Directions for this task
Retype all of the lines below with no changes.

Record excerpts

----------------------------------------

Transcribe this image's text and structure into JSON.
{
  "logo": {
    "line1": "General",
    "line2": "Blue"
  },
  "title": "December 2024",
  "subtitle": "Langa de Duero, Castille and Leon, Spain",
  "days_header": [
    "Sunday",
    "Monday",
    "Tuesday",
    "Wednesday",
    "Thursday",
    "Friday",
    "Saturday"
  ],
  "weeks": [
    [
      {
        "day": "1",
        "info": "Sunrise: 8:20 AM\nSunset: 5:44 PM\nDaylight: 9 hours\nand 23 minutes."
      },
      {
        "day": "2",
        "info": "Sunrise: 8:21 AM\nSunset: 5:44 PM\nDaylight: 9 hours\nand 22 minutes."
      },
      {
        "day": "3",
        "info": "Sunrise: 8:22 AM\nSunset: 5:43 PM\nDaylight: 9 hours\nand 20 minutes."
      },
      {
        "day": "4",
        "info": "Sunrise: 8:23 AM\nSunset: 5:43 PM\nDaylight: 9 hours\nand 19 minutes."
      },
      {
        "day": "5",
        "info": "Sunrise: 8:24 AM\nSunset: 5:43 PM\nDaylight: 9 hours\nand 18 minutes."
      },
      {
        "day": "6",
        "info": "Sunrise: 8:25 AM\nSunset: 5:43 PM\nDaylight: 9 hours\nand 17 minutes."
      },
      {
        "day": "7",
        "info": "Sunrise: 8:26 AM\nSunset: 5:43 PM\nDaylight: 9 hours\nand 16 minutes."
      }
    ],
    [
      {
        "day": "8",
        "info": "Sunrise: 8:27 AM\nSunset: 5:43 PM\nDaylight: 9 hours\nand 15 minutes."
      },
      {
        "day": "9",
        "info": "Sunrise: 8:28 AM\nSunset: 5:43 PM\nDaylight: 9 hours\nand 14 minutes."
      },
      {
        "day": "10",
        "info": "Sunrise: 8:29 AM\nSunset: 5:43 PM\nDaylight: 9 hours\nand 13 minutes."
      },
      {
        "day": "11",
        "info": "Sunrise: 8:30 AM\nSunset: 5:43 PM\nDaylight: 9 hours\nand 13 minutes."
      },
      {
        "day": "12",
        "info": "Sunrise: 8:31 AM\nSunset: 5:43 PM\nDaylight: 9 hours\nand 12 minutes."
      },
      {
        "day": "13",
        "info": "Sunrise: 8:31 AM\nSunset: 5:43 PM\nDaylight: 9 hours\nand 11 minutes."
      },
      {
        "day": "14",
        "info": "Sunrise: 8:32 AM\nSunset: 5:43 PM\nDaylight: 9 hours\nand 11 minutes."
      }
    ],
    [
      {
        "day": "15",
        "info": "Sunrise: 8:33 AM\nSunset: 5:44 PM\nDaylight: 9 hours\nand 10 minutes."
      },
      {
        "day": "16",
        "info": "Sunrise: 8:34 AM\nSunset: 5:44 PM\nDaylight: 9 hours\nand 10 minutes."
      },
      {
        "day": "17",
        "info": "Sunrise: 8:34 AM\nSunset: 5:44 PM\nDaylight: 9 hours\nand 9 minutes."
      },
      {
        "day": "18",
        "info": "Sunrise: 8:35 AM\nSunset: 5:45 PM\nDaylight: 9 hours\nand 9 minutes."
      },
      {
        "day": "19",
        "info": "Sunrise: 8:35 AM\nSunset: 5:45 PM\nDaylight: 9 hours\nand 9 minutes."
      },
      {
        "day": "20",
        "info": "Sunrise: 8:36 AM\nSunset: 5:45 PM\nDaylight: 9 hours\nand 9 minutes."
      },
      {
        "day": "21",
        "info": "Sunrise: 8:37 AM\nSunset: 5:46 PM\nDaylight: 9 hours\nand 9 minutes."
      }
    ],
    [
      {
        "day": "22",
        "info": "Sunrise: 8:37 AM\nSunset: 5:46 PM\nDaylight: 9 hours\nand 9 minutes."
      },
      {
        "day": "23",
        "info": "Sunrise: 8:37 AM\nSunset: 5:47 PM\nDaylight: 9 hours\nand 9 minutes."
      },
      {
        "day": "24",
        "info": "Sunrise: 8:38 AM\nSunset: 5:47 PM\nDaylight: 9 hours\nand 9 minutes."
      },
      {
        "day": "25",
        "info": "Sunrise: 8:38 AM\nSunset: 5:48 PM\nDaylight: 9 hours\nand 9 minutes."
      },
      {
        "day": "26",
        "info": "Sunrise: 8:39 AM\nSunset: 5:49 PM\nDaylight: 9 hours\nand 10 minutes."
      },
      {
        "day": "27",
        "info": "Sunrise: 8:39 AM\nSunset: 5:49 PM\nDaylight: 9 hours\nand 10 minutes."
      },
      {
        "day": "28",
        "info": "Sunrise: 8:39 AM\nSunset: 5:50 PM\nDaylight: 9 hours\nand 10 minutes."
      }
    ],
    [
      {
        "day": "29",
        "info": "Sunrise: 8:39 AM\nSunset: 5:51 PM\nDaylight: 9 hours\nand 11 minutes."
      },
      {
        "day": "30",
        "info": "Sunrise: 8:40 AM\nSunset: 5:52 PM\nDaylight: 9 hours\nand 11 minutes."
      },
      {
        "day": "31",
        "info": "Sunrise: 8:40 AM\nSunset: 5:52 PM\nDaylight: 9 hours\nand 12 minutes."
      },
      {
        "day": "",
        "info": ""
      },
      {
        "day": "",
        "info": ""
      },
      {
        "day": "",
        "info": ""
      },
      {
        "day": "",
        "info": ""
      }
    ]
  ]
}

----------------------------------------

Task result
Transcribe this image's text and structure into JSON.
{
  "logo": {
    "line1": "General",
    "line2": "Blue"
  },
  "title": "December 2024",
  "subtitle": "Langa de Duero, Castille and Leon, Spain",
  "days_header": [
    "Sunday",
    "Monday",
    "Tuesday",
    "Wednesday",
    "Thursday",
    "Friday",
    "Saturday"
  ],
  "weeks": [
    [
      {
        "day": "1",
        "info": "Sunrise: 8:20 AM\nSunset: 5:44 PM\nDaylight: 9 hours\nand 23 minutes."
      },
      {
        "day": "2",
        "info": "Sunrise: 8:21 AM\nSunset: 5:44 PM\nDaylight: 9 hours\nand 22 minutes."
      },
      {
        "day": "3",
        "info": "Sunrise: 8:22 AM\nSunset: 5:43 PM\nDaylight: 9 hours\nand 20 minutes."
      },
      {
        "day": "4",
        "info": "Sunrise: 8:23 AM\nSunset: 5:43 PM\nDaylight: 9 hours\nand 19 minutes."
      },
      {
        "day": "5",
        "info": "Sunrise: 8:24 AM\nSunset: 5:43 PM\nDaylight: 9 hours\nand 18 minutes."
      },
      {
        "day": "6",
        "info": "Sunrise: 8:25 AM\nSunset: 5:43 PM\nDaylight: 9 hours\nand 17 minutes."
      },
      {
        "day": "7",
        "info": "Sunrise: 8:26 AM\nSunset: 5:43 PM\nDaylight: 9 hours\nand 16 minutes."
      }
    ],
    [
      {
        "day": "8",
        "info": "Sunrise: 8:27 AM\nSunset: 5:43 PM\nDaylight: 9 hours\nand 15 minutes."
      },
      {
        "day": "9",
        "info": "Sunrise: 8:28 AM\nSunset: 5:43 PM\nDaylight: 9 hours\nand 14 minutes."
      },
      {
        "day": "10",
        "info": "Sunrise: 8:29 AM\nSunset: 5:43 PM\nDaylight: 9 hours\nand 13 minutes."
      },
      {
        "day": "11",
        "info": "Sunrise: 8:30 AM\nSunset: 5:43 PM\nDaylight: 9 hours\nand 13 minutes."
      },
      {
        "day": "12",
        "info": "Sunrise: 8:31 AM\nSunset: 5:43 PM\nDaylight: 9 hours\nand 12 minutes."
      },
      {
        "day": "13",
        "info": "Sunrise: 8:31 AM\nSunset: 5:43 PM\nDaylight: 9 hours\nand 11 minutes."
      },
      {
        "day": "14",
        "info": "Sunrise: 8:32 AM\nSunset: 5:43 PM\nDaylight: 9 hours\nand 11 minutes."
      }
    ],
    [
      {
        "day": "15",
        "info": "Sunrise: 8:33 AM\nSunset: 5:44 PM\nDaylight: 9 hours\nand 10 minutes."
      },
      {
        "day": "16",
        "info": "Sunrise: 8:34 AM\nSunset: 5:44 PM\nDaylight: 9 hours\nand 10 minutes."
      },
      {
        "day": "17",
        "info": "Sunrise: 8:34 AM\nSunset: 5:44 PM\nDaylight: 9 hours\nand 9 minutes."
      },
      {
        "day": "18",
        "info": "Sunrise: 8:35 AM\nSunset: 5:45 PM\nDaylight: 9 hours\nand 9 minutes."
      },
      {
        "day": "19",
        "info": "Sunrise: 8:35 AM\nSunset: 5:45 PM\nDaylight: 9 hours\nand 9 minutes."
      },
      {
        "day": "20",
        "info": "Sunrise: 8:36 AM\nSunset: 5:45 PM\nDaylight: 9 hours\nand 9 minutes."
      },
      {
        "day": "21",
        "info": "Sunrise: 8:37 AM\nSunset: 5:46 PM\nDaylight: 9 hours\nand 9 minutes."
      }
    ],
    [
      {
        "day": "22",
        "info": "Sunrise: 8:37 AM\nSunset: 5:46 PM\nDaylight: 9 hours\nand 9 minutes."
      },
      {
        "day": "23",
        "info": "Sunrise: 8:37 AM\nSunset: 5:47 PM\nDaylight: 9 hours\nand 9 minutes."
      },
      {
        "day": "24",
        "info": "Sunrise: 8:38 AM\nSunset: 5:47 PM\nDaylight: 9 hours\nand 9 minutes."
      },
      {
        "day": "25",
        "info": "Sunrise: 8:38 AM\nSunset: 5:48 PM\nDaylight: 9 hours\nand 9 minutes."
      },
      {
        "day": "26",
        "info": "Sunrise: 8:39 AM\nSunset: 5:49 PM\nDaylight: 9 hours\nand 10 minutes."
      },
      {
        "day": "27",
        "info": "Sunrise: 8:39 AM\nSunset: 5:49 PM\nDaylight: 9 hours\nand 10 minutes."
      },
      {
        "day": "28",
        "info": "Sunrise: 8:39 AM\nSunset: 5:50 PM\nDaylight: 9 hours\nand 10 minutes."
      }
    ],
    [
      {
        "day": "29",
        "info": "Sunrise: 8:39 AM\nSunset: 5:51 PM\nDaylight: 9 hours\nand 11 minutes."
      },
      {
        "day": "30",
        "info": "Sunrise: 8:40 AM\nSunset: 5:52 PM\nDaylight: 9 hours\nand 11 minutes."
      },
      {
        "day": "31",
        "info": "Sunrise: 8:40 AM\nSunset: 5:52 PM\nDaylight: 9 hours\nand 12 minutes."
      },
      {
        "day": "",
        "info": ""
      },
      {
        "day": "",
        "info": ""
      },
      {
        "day": "",
        "info": ""
      },
      {
        "day": "",
        "info": ""
      }
    ]
  ]
}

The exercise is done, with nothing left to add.